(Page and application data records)
[Start of Attachment]

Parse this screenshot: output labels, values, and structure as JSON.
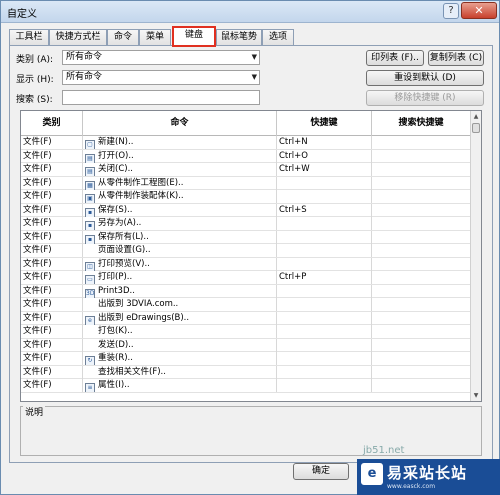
{
  "window": {
    "title": "自定义",
    "help_glyph": "?",
    "close_glyph": "✕"
  },
  "tabs": [
    {
      "label": "工具栏",
      "active": false
    },
    {
      "label": "快捷方式栏",
      "active": false
    },
    {
      "label": "命令",
      "active": false
    },
    {
      "label": "菜单",
      "active": false
    },
    {
      "label": "键盘",
      "active": true
    },
    {
      "label": "鼠标笔势",
      "active": false
    },
    {
      "label": "选项",
      "active": false
    }
  ],
  "filters": {
    "category_label": "类别 (A):",
    "category_value": "所有命令",
    "show_label": "显示 (H):",
    "show_value": "所有命令",
    "search_label": "搜索 (S):",
    "search_value": ""
  },
  "buttons": {
    "print_list": "印列表 (F)..",
    "copy_list": "复制列表 (C)",
    "reset_defaults": "重设到默认 (D)",
    "remove_shortcut": "移除快捷键 (R)",
    "ok": "确定"
  },
  "grid": {
    "columns": [
      "类别",
      "命令",
      "快捷键",
      "搜索快捷键"
    ],
    "rows": [
      {
        "category": "文件(F)",
        "icon": "new-file-icon",
        "glyph": "▢",
        "command": "新建(N)..",
        "shortcut": "Ctrl+N",
        "search": ""
      },
      {
        "category": "文件(F)",
        "icon": "open-folder-icon",
        "glyph": "▤",
        "command": "打开(O)..",
        "shortcut": "Ctrl+O",
        "search": ""
      },
      {
        "category": "文件(F)",
        "icon": "close-file-icon",
        "glyph": "▤",
        "command": "关闭(C)..",
        "shortcut": "Ctrl+W",
        "search": ""
      },
      {
        "category": "文件(F)",
        "icon": "make-drawing-icon",
        "glyph": "▦",
        "command": "从零件制作工程图(E)..",
        "shortcut": "",
        "search": ""
      },
      {
        "category": "文件(F)",
        "icon": "make-assembly-icon",
        "glyph": "▣",
        "command": "从零件制作装配体(K)..",
        "shortcut": "",
        "search": ""
      },
      {
        "category": "文件(F)",
        "icon": "save-icon",
        "glyph": "▪",
        "command": "保存(S)..",
        "shortcut": "Ctrl+S",
        "search": ""
      },
      {
        "category": "文件(F)",
        "icon": "save-as-icon",
        "glyph": "▪",
        "command": "另存为(A)..",
        "shortcut": "",
        "search": ""
      },
      {
        "category": "文件(F)",
        "icon": "save-all-icon",
        "glyph": "▪",
        "command": "保存所有(L)..",
        "shortcut": "",
        "search": ""
      },
      {
        "category": "文件(F)",
        "icon": "",
        "glyph": "",
        "command": "页面设置(G)..",
        "shortcut": "",
        "search": ""
      },
      {
        "category": "文件(F)",
        "icon": "print-preview-icon",
        "glyph": "◫",
        "command": "打印预览(V)..",
        "shortcut": "",
        "search": ""
      },
      {
        "category": "文件(F)",
        "icon": "print-icon",
        "glyph": "▭",
        "command": "打印(P)..",
        "shortcut": "Ctrl+P",
        "search": ""
      },
      {
        "category": "文件(F)",
        "icon": "print3d-icon",
        "glyph": "3D",
        "command": "Print3D..",
        "shortcut": "",
        "search": ""
      },
      {
        "category": "文件(F)",
        "icon": "",
        "glyph": "",
        "command": "出版到 3DVIA.com..",
        "shortcut": "",
        "search": ""
      },
      {
        "category": "文件(F)",
        "icon": "edrawings-icon",
        "glyph": "e",
        "command": "出版到 eDrawings(B)..",
        "shortcut": "",
        "search": ""
      },
      {
        "category": "文件(F)",
        "icon": "",
        "glyph": "",
        "command": "打包(K)..",
        "shortcut": "",
        "search": ""
      },
      {
        "category": "文件(F)",
        "icon": "",
        "glyph": "",
        "command": "发送(D)..",
        "shortcut": "",
        "search": ""
      },
      {
        "category": "文件(F)",
        "icon": "reload-icon",
        "glyph": "↻",
        "command": "重装(R)..",
        "shortcut": "",
        "search": ""
      },
      {
        "category": "文件(F)",
        "icon": "",
        "glyph": "",
        "command": "查找相关文件(F)..",
        "shortcut": "",
        "search": ""
      },
      {
        "category": "文件(F)",
        "icon": "properties-icon",
        "glyph": "≡",
        "command": "属性(I)..",
        "shortcut": "",
        "search": ""
      }
    ]
  },
  "description": {
    "label": "说明"
  },
  "watermark": {
    "logo": "e",
    "brand": "易采站长站",
    "url": "www.easck.com",
    "top_text": "jb51.net"
  }
}
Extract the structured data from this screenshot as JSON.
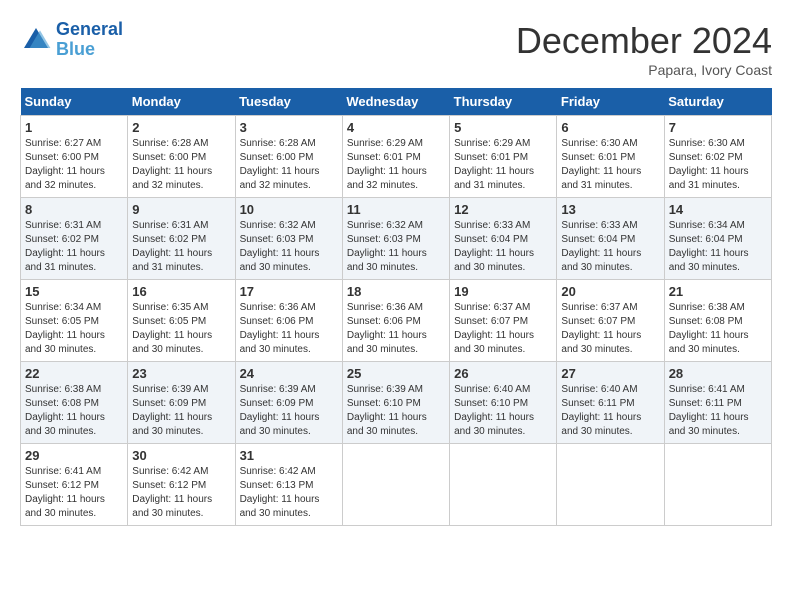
{
  "header": {
    "logo_line1": "General",
    "logo_line2": "Blue",
    "month": "December 2024",
    "location": "Papara, Ivory Coast"
  },
  "weekdays": [
    "Sunday",
    "Monday",
    "Tuesday",
    "Wednesday",
    "Thursday",
    "Friday",
    "Saturday"
  ],
  "weeks": [
    [
      {
        "day": "1",
        "sunrise": "6:27 AM",
        "sunset": "6:00 PM",
        "daylight": "11 hours and 32 minutes."
      },
      {
        "day": "2",
        "sunrise": "6:28 AM",
        "sunset": "6:00 PM",
        "daylight": "11 hours and 32 minutes."
      },
      {
        "day": "3",
        "sunrise": "6:28 AM",
        "sunset": "6:00 PM",
        "daylight": "11 hours and 32 minutes."
      },
      {
        "day": "4",
        "sunrise": "6:29 AM",
        "sunset": "6:01 PM",
        "daylight": "11 hours and 32 minutes."
      },
      {
        "day": "5",
        "sunrise": "6:29 AM",
        "sunset": "6:01 PM",
        "daylight": "11 hours and 31 minutes."
      },
      {
        "day": "6",
        "sunrise": "6:30 AM",
        "sunset": "6:01 PM",
        "daylight": "11 hours and 31 minutes."
      },
      {
        "day": "7",
        "sunrise": "6:30 AM",
        "sunset": "6:02 PM",
        "daylight": "11 hours and 31 minutes."
      }
    ],
    [
      {
        "day": "8",
        "sunrise": "6:31 AM",
        "sunset": "6:02 PM",
        "daylight": "11 hours and 31 minutes."
      },
      {
        "day": "9",
        "sunrise": "6:31 AM",
        "sunset": "6:02 PM",
        "daylight": "11 hours and 31 minutes."
      },
      {
        "day": "10",
        "sunrise": "6:32 AM",
        "sunset": "6:03 PM",
        "daylight": "11 hours and 30 minutes."
      },
      {
        "day": "11",
        "sunrise": "6:32 AM",
        "sunset": "6:03 PM",
        "daylight": "11 hours and 30 minutes."
      },
      {
        "day": "12",
        "sunrise": "6:33 AM",
        "sunset": "6:04 PM",
        "daylight": "11 hours and 30 minutes."
      },
      {
        "day": "13",
        "sunrise": "6:33 AM",
        "sunset": "6:04 PM",
        "daylight": "11 hours and 30 minutes."
      },
      {
        "day": "14",
        "sunrise": "6:34 AM",
        "sunset": "6:04 PM",
        "daylight": "11 hours and 30 minutes."
      }
    ],
    [
      {
        "day": "15",
        "sunrise": "6:34 AM",
        "sunset": "6:05 PM",
        "daylight": "11 hours and 30 minutes."
      },
      {
        "day": "16",
        "sunrise": "6:35 AM",
        "sunset": "6:05 PM",
        "daylight": "11 hours and 30 minutes."
      },
      {
        "day": "17",
        "sunrise": "6:36 AM",
        "sunset": "6:06 PM",
        "daylight": "11 hours and 30 minutes."
      },
      {
        "day": "18",
        "sunrise": "6:36 AM",
        "sunset": "6:06 PM",
        "daylight": "11 hours and 30 minutes."
      },
      {
        "day": "19",
        "sunrise": "6:37 AM",
        "sunset": "6:07 PM",
        "daylight": "11 hours and 30 minutes."
      },
      {
        "day": "20",
        "sunrise": "6:37 AM",
        "sunset": "6:07 PM",
        "daylight": "11 hours and 30 minutes."
      },
      {
        "day": "21",
        "sunrise": "6:38 AM",
        "sunset": "6:08 PM",
        "daylight": "11 hours and 30 minutes."
      }
    ],
    [
      {
        "day": "22",
        "sunrise": "6:38 AM",
        "sunset": "6:08 PM",
        "daylight": "11 hours and 30 minutes."
      },
      {
        "day": "23",
        "sunrise": "6:39 AM",
        "sunset": "6:09 PM",
        "daylight": "11 hours and 30 minutes."
      },
      {
        "day": "24",
        "sunrise": "6:39 AM",
        "sunset": "6:09 PM",
        "daylight": "11 hours and 30 minutes."
      },
      {
        "day": "25",
        "sunrise": "6:39 AM",
        "sunset": "6:10 PM",
        "daylight": "11 hours and 30 minutes."
      },
      {
        "day": "26",
        "sunrise": "6:40 AM",
        "sunset": "6:10 PM",
        "daylight": "11 hours and 30 minutes."
      },
      {
        "day": "27",
        "sunrise": "6:40 AM",
        "sunset": "6:11 PM",
        "daylight": "11 hours and 30 minutes."
      },
      {
        "day": "28",
        "sunrise": "6:41 AM",
        "sunset": "6:11 PM",
        "daylight": "11 hours and 30 minutes."
      }
    ],
    [
      {
        "day": "29",
        "sunrise": "6:41 AM",
        "sunset": "6:12 PM",
        "daylight": "11 hours and 30 minutes."
      },
      {
        "day": "30",
        "sunrise": "6:42 AM",
        "sunset": "6:12 PM",
        "daylight": "11 hours and 30 minutes."
      },
      {
        "day": "31",
        "sunrise": "6:42 AM",
        "sunset": "6:13 PM",
        "daylight": "11 hours and 30 minutes."
      },
      null,
      null,
      null,
      null
    ]
  ]
}
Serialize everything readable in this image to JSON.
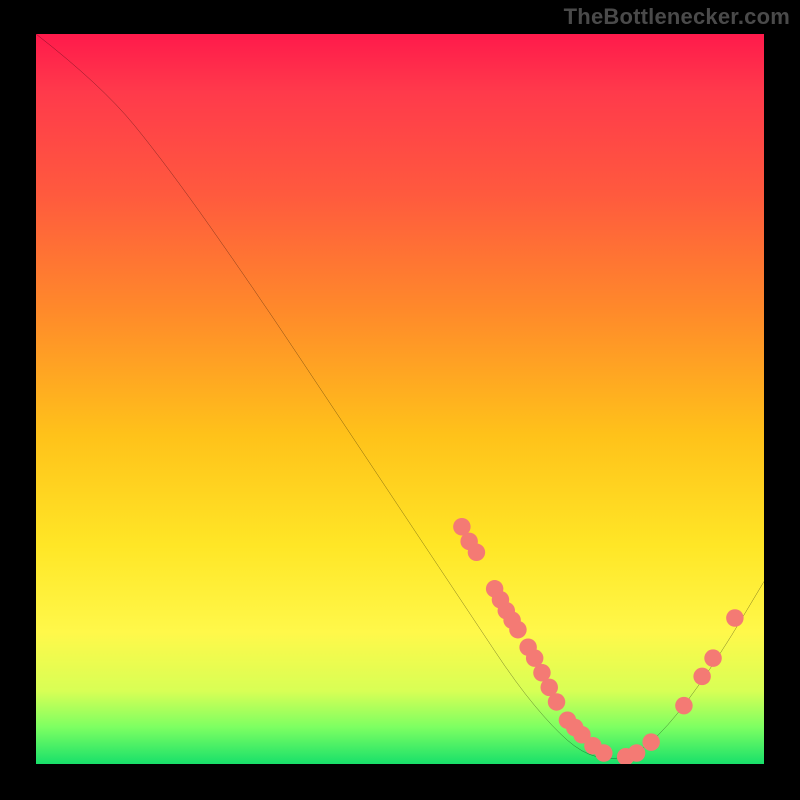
{
  "attribution": "TheBottlenecker.com",
  "chart_data": {
    "type": "line",
    "title": "",
    "xlabel": "",
    "ylabel": "",
    "xlim": [
      0,
      100
    ],
    "ylim": [
      0,
      100
    ],
    "curve": [
      {
        "x": 0,
        "y": 100
      },
      {
        "x": 9,
        "y": 93
      },
      {
        "x": 18,
        "y": 82
      },
      {
        "x": 30,
        "y": 65
      },
      {
        "x": 42,
        "y": 47
      },
      {
        "x": 54,
        "y": 29
      },
      {
        "x": 60,
        "y": 20
      },
      {
        "x": 66,
        "y": 11
      },
      {
        "x": 71,
        "y": 5
      },
      {
        "x": 75,
        "y": 1.5
      },
      {
        "x": 79,
        "y": 0.5
      },
      {
        "x": 83,
        "y": 1.5
      },
      {
        "x": 88,
        "y": 6.5
      },
      {
        "x": 94,
        "y": 15
      },
      {
        "x": 100,
        "y": 25
      }
    ],
    "markers": [
      {
        "x": 58.5,
        "y": 32.5
      },
      {
        "x": 59.5,
        "y": 30.5
      },
      {
        "x": 60.5,
        "y": 29
      },
      {
        "x": 63,
        "y": 24
      },
      {
        "x": 63.8,
        "y": 22.5
      },
      {
        "x": 64.6,
        "y": 21
      },
      {
        "x": 65.4,
        "y": 19.7
      },
      {
        "x": 66.2,
        "y": 18.4
      },
      {
        "x": 67.6,
        "y": 16
      },
      {
        "x": 68.5,
        "y": 14.5
      },
      {
        "x": 69.5,
        "y": 12.5
      },
      {
        "x": 70.5,
        "y": 10.5
      },
      {
        "x": 71.5,
        "y": 8.5
      },
      {
        "x": 73,
        "y": 6
      },
      {
        "x": 74,
        "y": 5
      },
      {
        "x": 75,
        "y": 4
      },
      {
        "x": 76.5,
        "y": 2.5
      },
      {
        "x": 78,
        "y": 1.5
      },
      {
        "x": 81,
        "y": 1
      },
      {
        "x": 82.5,
        "y": 1.5
      },
      {
        "x": 84.5,
        "y": 3
      },
      {
        "x": 89,
        "y": 8
      },
      {
        "x": 91.5,
        "y": 12
      },
      {
        "x": 93,
        "y": 14.5
      },
      {
        "x": 96,
        "y": 20
      }
    ],
    "marker_color": "#f47a74",
    "marker_radius_pct": 1.2,
    "curve_color": "#000000",
    "background_gradient": [
      "#ff1a4b",
      "#ff5a3e",
      "#ffc21a",
      "#fff84a",
      "#18e06a"
    ]
  }
}
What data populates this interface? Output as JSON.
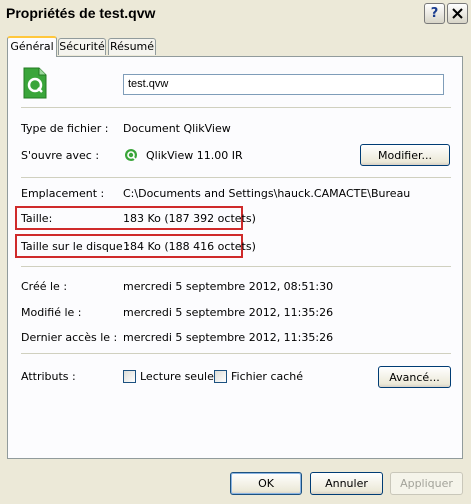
{
  "window": {
    "title": "Propriétés de test.qvw",
    "help_label": "?"
  },
  "tabs": [
    {
      "label": "Général",
      "active": true
    },
    {
      "label": "Sécurité",
      "active": false
    },
    {
      "label": "Résumé",
      "active": false
    }
  ],
  "general": {
    "file_name": "test.qvw",
    "file_type_label": "Type de fichier :",
    "file_type_value": "Document QlikView",
    "opens_with_label": "S'ouvre avec :",
    "opens_with_value": "QlikView 11.00 IR",
    "change_button": "Modifier...",
    "location_label": "Emplacement :",
    "location_value": "C:\\Documents and Settings\\hauck.CAMACTE\\Bureau",
    "size_label": "Taille:",
    "size_value": "183 Ko (187 392 octets)",
    "size_on_disk_label": "Taille sur le disque :",
    "size_on_disk_value": "184 Ko (188 416 octets)",
    "created_label": "Créé le :",
    "created_value": "mercredi 5 septembre 2012, 08:51:30",
    "modified_label": "Modifié le :",
    "modified_value": "mercredi 5 septembre 2012, 11:35:26",
    "accessed_label": "Dernier accès le :",
    "accessed_value": "mercredi 5 septembre 2012, 11:35:26",
    "attributes_label": "Attributs :",
    "readonly_label": "Lecture seule",
    "readonly_checked": false,
    "hidden_label": "Fichier caché",
    "hidden_checked": false,
    "advanced_button": "Avancé..."
  },
  "footer": {
    "ok": "OK",
    "cancel": "Annuler",
    "apply": "Appliquer"
  },
  "colors": {
    "highlight": "#cf2a2a",
    "qlik_green": "#3aa53a"
  }
}
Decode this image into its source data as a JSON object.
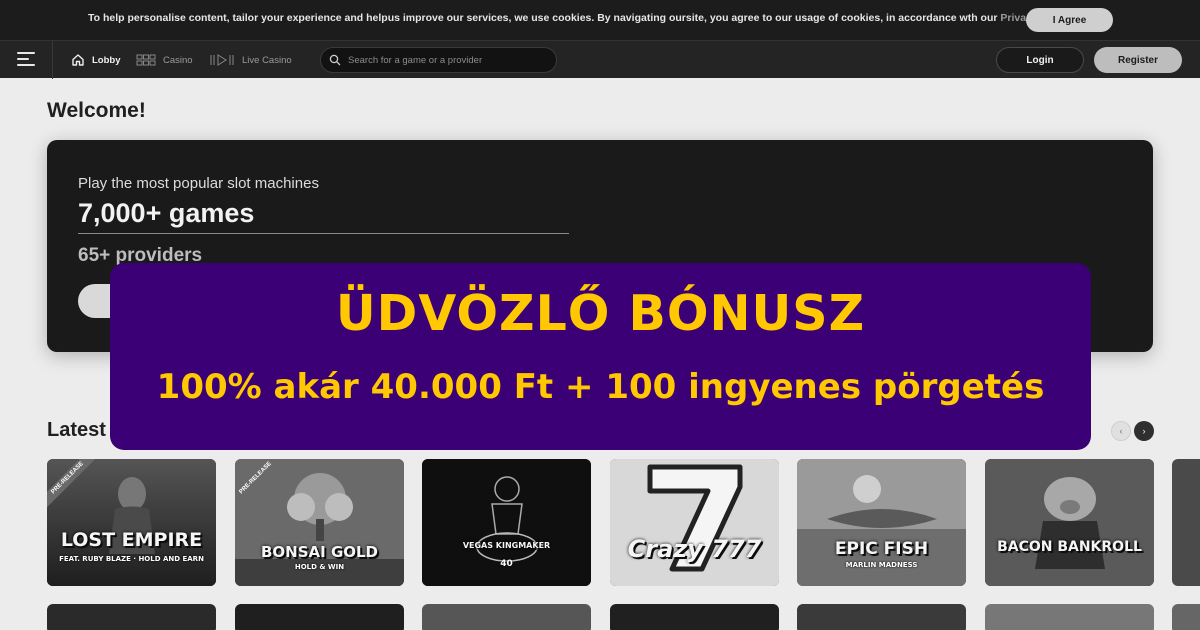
{
  "cookie": {
    "text": "To help personalise content, tailor your experience and helpus improve our services, we use cookies. By navigating oursite, you agree to our usage of cookies, in accordance wth our ",
    "link": "Privacy Policy.",
    "agree_label": "I Agree"
  },
  "nav": {
    "items": [
      {
        "label": "Lobby",
        "icon": "home-icon"
      },
      {
        "label": "Casino",
        "icon": "grid-icon"
      },
      {
        "label": "Live Casino",
        "icon": "play-icon"
      }
    ],
    "search_placeholder": "Search for a game or a provider",
    "login_label": "Login",
    "register_label": "Register"
  },
  "main": {
    "welcome": "Welcome!",
    "hero": {
      "subtitle": "Play the most popular slot machines",
      "games": "7,000+ games",
      "providers": "65+ providers"
    },
    "latest_title": "Latest",
    "arrows": {
      "prev": "‹",
      "next": "›"
    }
  },
  "promo": {
    "title": "ÜDVÖZLŐ BÓNUSZ",
    "offer": "100% akár 40.000 Ft + 100 ingyenes pörgetés"
  },
  "games": [
    {
      "title": "LOST EMPIRE",
      "subtitle": "FEAT. RUBY BLAZE · HOLD AND EARN",
      "badge": "PRE-RELEASE"
    },
    {
      "title": "BONSAI GOLD",
      "subtitle": "HOLD & WIN",
      "badge": "PRE-RELEASE"
    },
    {
      "title": "VEGAS KINGMAKER",
      "subtitle": "40",
      "badge": ""
    },
    {
      "title": "Crazy 777",
      "subtitle": "",
      "badge": ""
    },
    {
      "title": "EPIC FISH",
      "subtitle": "MARLIN MADNESS",
      "badge": ""
    },
    {
      "title": "BACON BANKROLL",
      "subtitle": "",
      "badge": ""
    }
  ]
}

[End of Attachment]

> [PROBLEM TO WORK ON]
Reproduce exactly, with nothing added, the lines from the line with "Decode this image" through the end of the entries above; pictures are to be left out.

> [EXERCISE RESULT]
Decode this image into its source data as a JSON object.
{
  "cookie": {
    "text": "To help personalise content, tailor your experience and helpus improve our services, we use cookies. By navigating oursite, you agree to our usage of cookies, in accordance wth our ",
    "link": "Privacy Policy.",
    "agree_label": "I Agree"
  },
  "nav": {
    "items": [
      {
        "label": "Lobby",
        "icon": "home-icon"
      },
      {
        "label": "Casino",
        "icon": "grid-icon"
      },
      {
        "label": "Live Casino",
        "icon": "play-icon"
      }
    ],
    "search_placeholder": "Search for a game or a provider",
    "login_label": "Login",
    "register_label": "Register"
  },
  "main": {
    "welcome": "Welcome!",
    "hero": {
      "subtitle": "Play the most popular slot machines",
      "games": "7,000+ games",
      "providers": "65+ providers"
    },
    "latest_title": "Latest",
    "arrows": {
      "prev": "‹",
      "next": "›"
    }
  },
  "promo": {
    "title": "ÜDVÖZLŐ BÓNUSZ",
    "offer": "100% akár 40.000 Ft + 100 ingyenes pörgetés"
  },
  "games": [
    {
      "title": "LOST EMPIRE",
      "subtitle": "FEAT. RUBY BLAZE · HOLD AND EARN",
      "badge": "PRE-RELEASE"
    },
    {
      "title": "BONSAI GOLD",
      "subtitle": "HOLD & WIN",
      "badge": "PRE-RELEASE"
    },
    {
      "title": "VEGAS KINGMAKER",
      "subtitle": "40",
      "badge": ""
    },
    {
      "title": "Crazy 777",
      "subtitle": "",
      "badge": ""
    },
    {
      "title": "EPIC FISH",
      "subtitle": "MARLIN MADNESS",
      "badge": ""
    },
    {
      "title": "BACON BANKROLL",
      "subtitle": "",
      "badge": ""
    }
  ]
}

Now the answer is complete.